It’s not actually Osborne’s fault that we are having trouble returning to growth. The root of our problems has been developing for many years due to our blind obsession with exponential growth on a finite and now full planet. We’re trashing that one and only planet and on many measures like the LPI and Rockstrom, it is clear we are already in overshoot. We’re living off the capital as well as the interest. You wouldn’t run a company that way would you?
Ironically the Chancellor’s old friend and now Prime Minister has hinted at the solution to the challenges of beyond growth economics many times in various speeches he has given peppered with references to wellbeing.

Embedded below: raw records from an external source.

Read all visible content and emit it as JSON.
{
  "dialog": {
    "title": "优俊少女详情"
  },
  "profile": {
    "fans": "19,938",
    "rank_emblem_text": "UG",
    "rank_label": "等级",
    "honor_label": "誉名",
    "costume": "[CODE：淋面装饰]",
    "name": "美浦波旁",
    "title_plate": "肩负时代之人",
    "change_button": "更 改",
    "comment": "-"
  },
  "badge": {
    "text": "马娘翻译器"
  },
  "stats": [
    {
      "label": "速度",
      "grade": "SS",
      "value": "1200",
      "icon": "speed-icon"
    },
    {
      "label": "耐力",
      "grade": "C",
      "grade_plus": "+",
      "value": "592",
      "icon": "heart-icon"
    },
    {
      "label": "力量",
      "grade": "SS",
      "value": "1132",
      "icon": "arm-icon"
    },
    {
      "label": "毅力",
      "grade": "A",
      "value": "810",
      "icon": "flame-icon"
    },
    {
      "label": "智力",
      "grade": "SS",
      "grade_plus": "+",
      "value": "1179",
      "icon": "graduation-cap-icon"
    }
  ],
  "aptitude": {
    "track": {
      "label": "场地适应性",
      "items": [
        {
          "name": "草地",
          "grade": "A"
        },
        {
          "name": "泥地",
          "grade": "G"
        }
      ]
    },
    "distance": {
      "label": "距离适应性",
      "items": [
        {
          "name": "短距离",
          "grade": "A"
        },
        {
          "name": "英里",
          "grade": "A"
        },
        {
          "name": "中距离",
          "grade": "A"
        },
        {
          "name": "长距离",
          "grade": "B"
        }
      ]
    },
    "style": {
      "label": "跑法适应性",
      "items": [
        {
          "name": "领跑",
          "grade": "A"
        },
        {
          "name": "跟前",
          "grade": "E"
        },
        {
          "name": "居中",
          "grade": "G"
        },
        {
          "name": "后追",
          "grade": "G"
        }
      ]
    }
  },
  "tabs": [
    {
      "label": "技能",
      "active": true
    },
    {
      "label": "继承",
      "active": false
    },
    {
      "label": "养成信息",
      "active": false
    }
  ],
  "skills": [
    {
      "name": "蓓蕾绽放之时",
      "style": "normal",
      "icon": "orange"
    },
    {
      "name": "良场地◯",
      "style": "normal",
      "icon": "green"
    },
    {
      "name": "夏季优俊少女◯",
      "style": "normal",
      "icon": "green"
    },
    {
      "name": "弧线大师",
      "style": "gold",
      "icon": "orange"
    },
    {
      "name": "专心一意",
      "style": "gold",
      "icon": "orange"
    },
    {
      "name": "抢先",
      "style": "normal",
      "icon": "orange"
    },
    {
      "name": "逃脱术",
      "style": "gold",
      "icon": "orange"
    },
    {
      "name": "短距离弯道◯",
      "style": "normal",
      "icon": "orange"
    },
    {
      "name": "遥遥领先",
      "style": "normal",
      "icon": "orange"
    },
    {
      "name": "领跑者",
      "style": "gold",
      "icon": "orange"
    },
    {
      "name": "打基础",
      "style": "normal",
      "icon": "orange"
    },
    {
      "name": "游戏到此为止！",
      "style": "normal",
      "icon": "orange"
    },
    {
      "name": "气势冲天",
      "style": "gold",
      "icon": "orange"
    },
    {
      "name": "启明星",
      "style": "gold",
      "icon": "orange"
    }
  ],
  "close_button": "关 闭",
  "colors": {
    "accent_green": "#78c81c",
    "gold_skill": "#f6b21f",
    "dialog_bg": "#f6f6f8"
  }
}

But sadly speeches are about as far as this thinking has gone in the Conservative party.
As we make the inevitable transition to a beyond-growth wellbeing economy, we need to urgently shift our frame of reference from ‘growth and wealth as prosperity’ to ‘wellbeing as prosperity’. This is now well accepted by many business leaders as I have blogged elsewhere.
But as ever, the people who are supposed to be ahead of the game (most economists and politicians) seem asleep at the wheel. If only politicians would tune in to the rise of the wellbeing economy they might for once have a vision worth selling to the citizenry.
A leading group of thinkers (including Robert and I) warned Professor Besley, the Royal Academy (including Osbourne’s then advisor Matthew Hancock MP) and HRH The Queen of these issues back in 2009. Sadly Besley and his wise cohorts did not respond to the letter.
Perhaps, despite Cameron’s wellbeing rhetoric, it’s just a compassionate step too far for Conservatism to lead us into the wellbeing economy. And no one on the left seems any more able to lay out a narrative and vision along these lines.
You’d think perhaps that the threats of food rations which the SE English droughts foretell might ring alarm bells somewhere in the corridors of power? But our leaders seem to be tone deaf to such warnings
My own bet is that if politics remains asleep at the wheel will become less and less relevant. The clever thinking and action is now happening, not in Westminster, but out here in the community and in the collaborative consumption space. Although much of the business community is missing this revolution, progressive thinkers and companies are starting to realize the power lies with the people now.
Cameron’s Big Society is, to many, just a veil for the further hollowing out of the compassionate, progressive welfare system so many of us are proud of. The Big Society highjacks the ideals and narrative of the community-empowered shift to wellbeing economics whilst completely missing either its implications or the role of government in updating our badly outdated corporate-consumer-capitalism 1.0.
That’s why my eye has long since shifted away from our ‘wise’ economists and politicians to enterprises like Zopa and Whipcar, movements like Transition Towns, my local initiative Bath Community Energy and thinkers like Professor Tim Jacksonhttp.
Tim sums up our current uber-consumerist economics as “We spend money we don’t have, on things we don’t need, to make impressions that don’t last, on people we don’t care about.”
The future wellbeing economy which is already emerging is doing so despite the best efforts of politics. That’s why most of our MPs are fast joining the throngs of those ‘people we don’t care about’